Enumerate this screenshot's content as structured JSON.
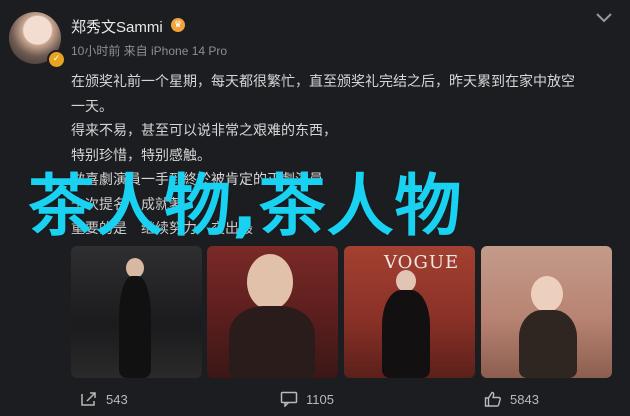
{
  "header": {
    "username": "郑秀文Sammi",
    "meta": "10小时前  来自 iPhone 14 Pro"
  },
  "body": {
    "lines": [
      "在颁奖礼前一个星期，每天都很繁忙，直至颁奖礼完结之后，昨天累到在家中放空",
      "一天。",
      "得来不易，甚至可以说非常之艰难的东西，",
      "特别珍惜，特别感触。",
      "做喜劇演員一手到終於被肯定的正劇演員",
      "十次提名　成就著",
      "重要的是　继续努力　交出最"
    ]
  },
  "watermark": "茶人物,茶人物",
  "photos": [
    {
      "label": "photo-1"
    },
    {
      "label": "photo-2"
    },
    {
      "label": "photo-3",
      "sign": "VOGUE"
    },
    {
      "label": "photo-4"
    }
  ],
  "footer": {
    "share_count": "543",
    "comment_count": "1105",
    "like_count": "5843"
  },
  "icons": {
    "share": "share-icon",
    "comment": "comment-icon",
    "like": "thumbs-up-icon",
    "more": "chevron-down-icon"
  },
  "colors": {
    "background": "#1c1d21",
    "watermark": "#19d1f0",
    "text": "#d6d6d6",
    "meta": "#8e8e93"
  }
}
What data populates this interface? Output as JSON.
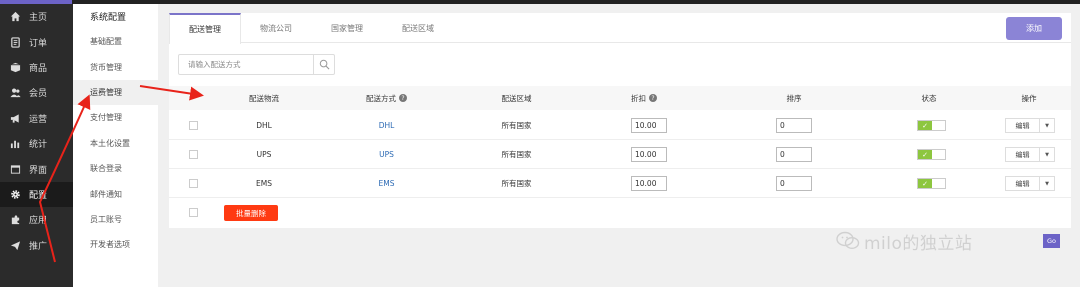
{
  "nav": {
    "items": [
      {
        "label": "主页",
        "icon": "home-icon"
      },
      {
        "label": "订单",
        "icon": "order-icon"
      },
      {
        "label": "商品",
        "icon": "product-box-icon"
      },
      {
        "label": "会员",
        "icon": "members-icon"
      },
      {
        "label": "运营",
        "icon": "megaphone-icon"
      },
      {
        "label": "统计",
        "icon": "bar-chart-icon"
      },
      {
        "label": "界面",
        "icon": "layout-icon"
      },
      {
        "label": "配置",
        "icon": "gear-icon"
      },
      {
        "label": "应用",
        "icon": "puzzle-icon"
      },
      {
        "label": "推广",
        "icon": "paper-plane-icon"
      }
    ],
    "active_index": 7
  },
  "subnav": {
    "title": "系统配置",
    "items": [
      "基础配置",
      "货币管理",
      "运费管理",
      "支付管理",
      "本土化设置",
      "联合登录",
      "邮件通知",
      "员工账号",
      "开发者选项"
    ],
    "active_index": 2
  },
  "tabs": [
    "配送管理",
    "物流公司",
    "国家管理",
    "配送区域"
  ],
  "add_button": "添加",
  "search": {
    "placeholder": "请输入配送方式"
  },
  "table": {
    "headers": {
      "carrier": "配送物流",
      "method": "配送方式",
      "region": "配送区域",
      "discount": "折扣",
      "sort": "排序",
      "status": "状态",
      "actions": "操作"
    },
    "rows": [
      {
        "carrier": "DHL",
        "method": "DHL",
        "region": "所有国家",
        "discount": "10.00",
        "sort": "0",
        "status_on": "✓",
        "edit": "编辑"
      },
      {
        "carrier": "UPS",
        "method": "UPS",
        "region": "所有国家",
        "discount": "10.00",
        "sort": "0",
        "status_on": "✓",
        "edit": "编辑"
      },
      {
        "carrier": "EMS",
        "method": "EMS",
        "region": "所有国家",
        "discount": "10.00",
        "sort": "0",
        "status_on": "✓",
        "edit": "编辑"
      }
    ]
  },
  "batch_delete": "批量删除",
  "go_button": "Go",
  "watermark": "milo的独立站",
  "colors": {
    "accent": "#8b84d6",
    "danger": "#ff3a12",
    "toggle_on": "#8dc63f",
    "link": "#2d6bb5",
    "annotation": "#e8231a"
  }
}
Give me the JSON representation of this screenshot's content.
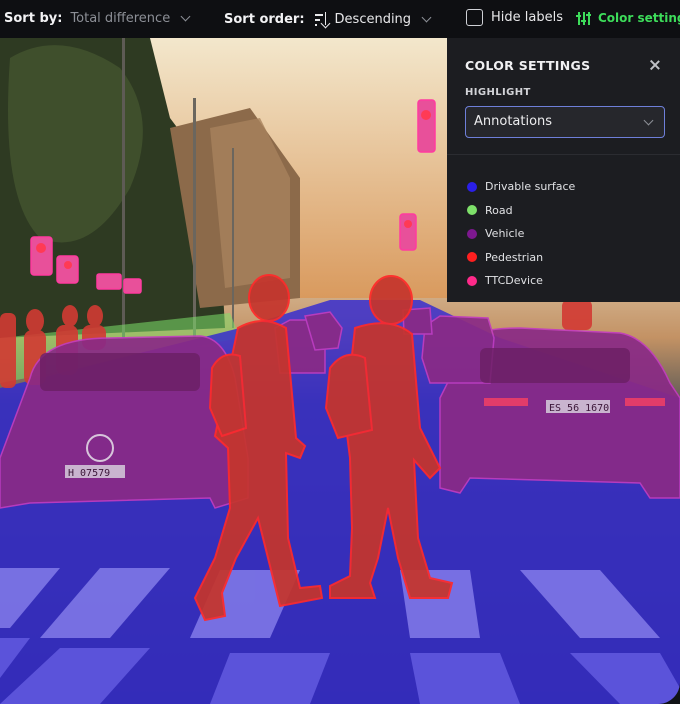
{
  "toolbar": {
    "sort_by_label": "Sort by:",
    "sort_by_value": "Total difference",
    "sort_order_label": "Sort order:",
    "sort_order_value": "Descending",
    "hide_labels": "Hide labels",
    "color_settings": "Color settings"
  },
  "panel": {
    "title": "COLOR SETTINGS",
    "highlight_label": "HIGHLIGHT",
    "highlight_value": "Annotations",
    "legend": [
      {
        "label": "Drivable surface",
        "color": "#2a1fe8"
      },
      {
        "label": "Road",
        "color": "#7ee06a"
      },
      {
        "label": "Vehicle",
        "color": "#7d188f"
      },
      {
        "label": "Pedestrian",
        "color": "#ff1f1f"
      },
      {
        "label": "TTCDevice",
        "color": "#ff2a8a"
      }
    ]
  },
  "scene": {
    "plates": [
      "ES 56 1670",
      "H 07579"
    ]
  },
  "colors": {
    "accent_green": "#3ddc5a",
    "select_border": "#6e7fd9",
    "drivable": "#3a30d8",
    "vehicle": "#8a2a86",
    "pedestrian": "#c5352d",
    "ttc": "#e8509a"
  }
}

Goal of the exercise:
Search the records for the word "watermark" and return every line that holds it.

Written answer:
  "watermark": "茶人物,茶人物",
    "watermark": "#19d1f0",
  "watermark": "milo的独立站",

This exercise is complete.